━━━ Data for the task
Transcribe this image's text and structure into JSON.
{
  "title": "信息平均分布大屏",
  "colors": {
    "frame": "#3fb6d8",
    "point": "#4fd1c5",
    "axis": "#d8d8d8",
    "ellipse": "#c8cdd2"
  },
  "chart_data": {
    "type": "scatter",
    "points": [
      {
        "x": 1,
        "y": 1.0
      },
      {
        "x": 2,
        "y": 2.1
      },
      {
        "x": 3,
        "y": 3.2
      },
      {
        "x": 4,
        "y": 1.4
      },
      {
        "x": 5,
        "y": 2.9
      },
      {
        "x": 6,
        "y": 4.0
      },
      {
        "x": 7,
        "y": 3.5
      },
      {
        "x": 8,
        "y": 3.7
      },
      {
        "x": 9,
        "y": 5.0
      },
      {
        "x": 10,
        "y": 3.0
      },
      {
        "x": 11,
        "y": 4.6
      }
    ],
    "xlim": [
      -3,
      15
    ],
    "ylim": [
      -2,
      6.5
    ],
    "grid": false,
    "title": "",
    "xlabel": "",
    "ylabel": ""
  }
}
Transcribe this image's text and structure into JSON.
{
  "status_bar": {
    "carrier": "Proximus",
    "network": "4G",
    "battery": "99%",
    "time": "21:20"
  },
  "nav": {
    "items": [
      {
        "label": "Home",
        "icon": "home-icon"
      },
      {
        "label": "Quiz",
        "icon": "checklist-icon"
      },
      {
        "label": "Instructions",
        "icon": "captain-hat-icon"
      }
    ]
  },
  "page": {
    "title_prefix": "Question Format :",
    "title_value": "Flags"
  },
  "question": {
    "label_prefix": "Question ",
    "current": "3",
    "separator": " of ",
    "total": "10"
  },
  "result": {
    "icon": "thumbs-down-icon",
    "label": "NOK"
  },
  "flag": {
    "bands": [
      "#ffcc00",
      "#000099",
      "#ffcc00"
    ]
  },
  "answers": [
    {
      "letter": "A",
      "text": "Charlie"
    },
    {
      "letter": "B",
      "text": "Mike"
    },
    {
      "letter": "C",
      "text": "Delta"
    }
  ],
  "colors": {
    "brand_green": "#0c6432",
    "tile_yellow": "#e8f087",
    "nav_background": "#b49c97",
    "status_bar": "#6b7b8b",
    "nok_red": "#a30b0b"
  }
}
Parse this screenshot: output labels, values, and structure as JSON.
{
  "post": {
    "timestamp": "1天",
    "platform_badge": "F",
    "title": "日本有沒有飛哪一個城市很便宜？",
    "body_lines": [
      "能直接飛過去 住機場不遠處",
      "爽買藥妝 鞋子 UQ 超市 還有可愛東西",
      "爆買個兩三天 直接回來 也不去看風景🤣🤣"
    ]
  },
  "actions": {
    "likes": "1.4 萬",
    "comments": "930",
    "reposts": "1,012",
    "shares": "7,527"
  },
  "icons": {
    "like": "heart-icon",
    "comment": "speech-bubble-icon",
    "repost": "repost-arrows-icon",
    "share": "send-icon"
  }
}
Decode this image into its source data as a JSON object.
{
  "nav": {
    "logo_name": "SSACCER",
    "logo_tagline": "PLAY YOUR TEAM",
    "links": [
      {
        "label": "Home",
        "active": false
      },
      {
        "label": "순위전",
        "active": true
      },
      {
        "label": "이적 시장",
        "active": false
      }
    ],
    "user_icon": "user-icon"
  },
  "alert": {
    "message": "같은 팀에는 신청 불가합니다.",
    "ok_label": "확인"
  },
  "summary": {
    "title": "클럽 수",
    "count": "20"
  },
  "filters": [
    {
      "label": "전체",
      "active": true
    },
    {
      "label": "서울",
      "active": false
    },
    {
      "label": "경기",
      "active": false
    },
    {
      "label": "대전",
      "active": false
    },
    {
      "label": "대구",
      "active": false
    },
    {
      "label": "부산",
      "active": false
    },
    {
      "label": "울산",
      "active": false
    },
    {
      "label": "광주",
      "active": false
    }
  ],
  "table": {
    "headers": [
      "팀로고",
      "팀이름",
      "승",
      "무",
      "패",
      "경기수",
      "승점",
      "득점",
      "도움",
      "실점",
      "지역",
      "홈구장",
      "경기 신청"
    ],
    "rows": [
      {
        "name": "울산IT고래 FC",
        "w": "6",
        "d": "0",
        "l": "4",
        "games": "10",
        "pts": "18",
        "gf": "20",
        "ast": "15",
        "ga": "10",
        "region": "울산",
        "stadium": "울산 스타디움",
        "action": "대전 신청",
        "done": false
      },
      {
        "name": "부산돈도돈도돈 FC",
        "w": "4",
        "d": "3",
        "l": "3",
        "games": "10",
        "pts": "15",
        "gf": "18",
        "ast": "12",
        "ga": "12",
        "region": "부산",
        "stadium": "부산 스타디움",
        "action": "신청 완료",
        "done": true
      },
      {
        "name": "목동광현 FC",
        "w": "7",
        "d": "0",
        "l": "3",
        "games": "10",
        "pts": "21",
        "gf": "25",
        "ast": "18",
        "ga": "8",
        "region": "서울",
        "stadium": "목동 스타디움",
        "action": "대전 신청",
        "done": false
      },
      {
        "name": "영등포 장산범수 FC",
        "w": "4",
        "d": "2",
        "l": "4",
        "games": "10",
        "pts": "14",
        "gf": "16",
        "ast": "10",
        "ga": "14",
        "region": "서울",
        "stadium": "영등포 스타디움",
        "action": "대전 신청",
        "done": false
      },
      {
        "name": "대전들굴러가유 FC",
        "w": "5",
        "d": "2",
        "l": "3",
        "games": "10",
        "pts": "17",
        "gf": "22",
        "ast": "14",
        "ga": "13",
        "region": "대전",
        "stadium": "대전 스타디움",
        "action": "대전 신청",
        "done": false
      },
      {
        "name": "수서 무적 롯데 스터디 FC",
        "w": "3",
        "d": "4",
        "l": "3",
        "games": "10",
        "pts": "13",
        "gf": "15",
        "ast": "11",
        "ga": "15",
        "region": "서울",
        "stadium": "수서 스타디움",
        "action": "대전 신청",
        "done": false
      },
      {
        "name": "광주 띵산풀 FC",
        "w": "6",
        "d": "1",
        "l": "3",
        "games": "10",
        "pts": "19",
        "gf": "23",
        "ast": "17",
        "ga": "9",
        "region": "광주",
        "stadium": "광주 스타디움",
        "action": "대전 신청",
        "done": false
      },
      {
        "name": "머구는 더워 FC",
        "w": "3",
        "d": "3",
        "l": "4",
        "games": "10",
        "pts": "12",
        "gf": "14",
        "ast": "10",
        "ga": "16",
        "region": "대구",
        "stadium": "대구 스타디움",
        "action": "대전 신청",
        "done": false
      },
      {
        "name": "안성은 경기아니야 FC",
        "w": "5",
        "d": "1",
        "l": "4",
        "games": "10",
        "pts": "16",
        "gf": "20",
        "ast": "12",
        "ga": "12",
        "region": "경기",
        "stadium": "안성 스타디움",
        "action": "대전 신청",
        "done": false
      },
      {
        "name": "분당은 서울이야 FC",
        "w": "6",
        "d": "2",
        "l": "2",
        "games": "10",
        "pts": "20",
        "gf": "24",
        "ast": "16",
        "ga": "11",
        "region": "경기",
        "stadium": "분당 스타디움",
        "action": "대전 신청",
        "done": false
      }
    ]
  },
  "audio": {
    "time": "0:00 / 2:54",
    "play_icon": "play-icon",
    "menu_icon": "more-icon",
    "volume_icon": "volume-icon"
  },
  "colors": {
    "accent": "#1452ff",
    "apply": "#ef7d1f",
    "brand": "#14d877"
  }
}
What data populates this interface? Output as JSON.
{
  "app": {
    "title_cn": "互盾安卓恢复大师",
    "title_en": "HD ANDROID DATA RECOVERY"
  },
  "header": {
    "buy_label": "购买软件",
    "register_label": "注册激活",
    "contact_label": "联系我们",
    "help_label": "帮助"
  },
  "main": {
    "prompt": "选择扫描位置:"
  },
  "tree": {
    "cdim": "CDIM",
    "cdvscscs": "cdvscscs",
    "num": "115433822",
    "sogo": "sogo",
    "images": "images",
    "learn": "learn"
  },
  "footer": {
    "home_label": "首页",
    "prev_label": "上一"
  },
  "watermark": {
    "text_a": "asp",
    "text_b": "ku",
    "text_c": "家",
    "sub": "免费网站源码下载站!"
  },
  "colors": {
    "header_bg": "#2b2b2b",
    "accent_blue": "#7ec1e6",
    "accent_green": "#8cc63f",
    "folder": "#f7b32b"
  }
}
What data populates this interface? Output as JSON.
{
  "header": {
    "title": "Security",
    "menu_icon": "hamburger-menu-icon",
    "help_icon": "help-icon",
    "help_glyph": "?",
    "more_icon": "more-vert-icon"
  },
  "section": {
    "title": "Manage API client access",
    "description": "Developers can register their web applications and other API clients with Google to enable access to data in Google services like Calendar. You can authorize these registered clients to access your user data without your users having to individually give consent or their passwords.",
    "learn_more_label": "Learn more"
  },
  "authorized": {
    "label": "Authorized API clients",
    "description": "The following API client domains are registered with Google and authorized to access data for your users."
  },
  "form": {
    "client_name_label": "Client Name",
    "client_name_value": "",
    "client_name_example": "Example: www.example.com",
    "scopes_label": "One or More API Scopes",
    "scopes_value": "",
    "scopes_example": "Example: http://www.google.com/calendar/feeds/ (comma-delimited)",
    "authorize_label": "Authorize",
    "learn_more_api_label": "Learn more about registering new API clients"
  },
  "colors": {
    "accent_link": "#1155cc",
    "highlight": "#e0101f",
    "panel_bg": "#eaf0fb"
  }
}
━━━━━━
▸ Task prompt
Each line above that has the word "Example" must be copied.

▸ Task solution
    "client_name_example": "Example: www.example.com",
    "scopes_example": "Example: http://www.google.com/calendar/feeds/ (comma-delimited)",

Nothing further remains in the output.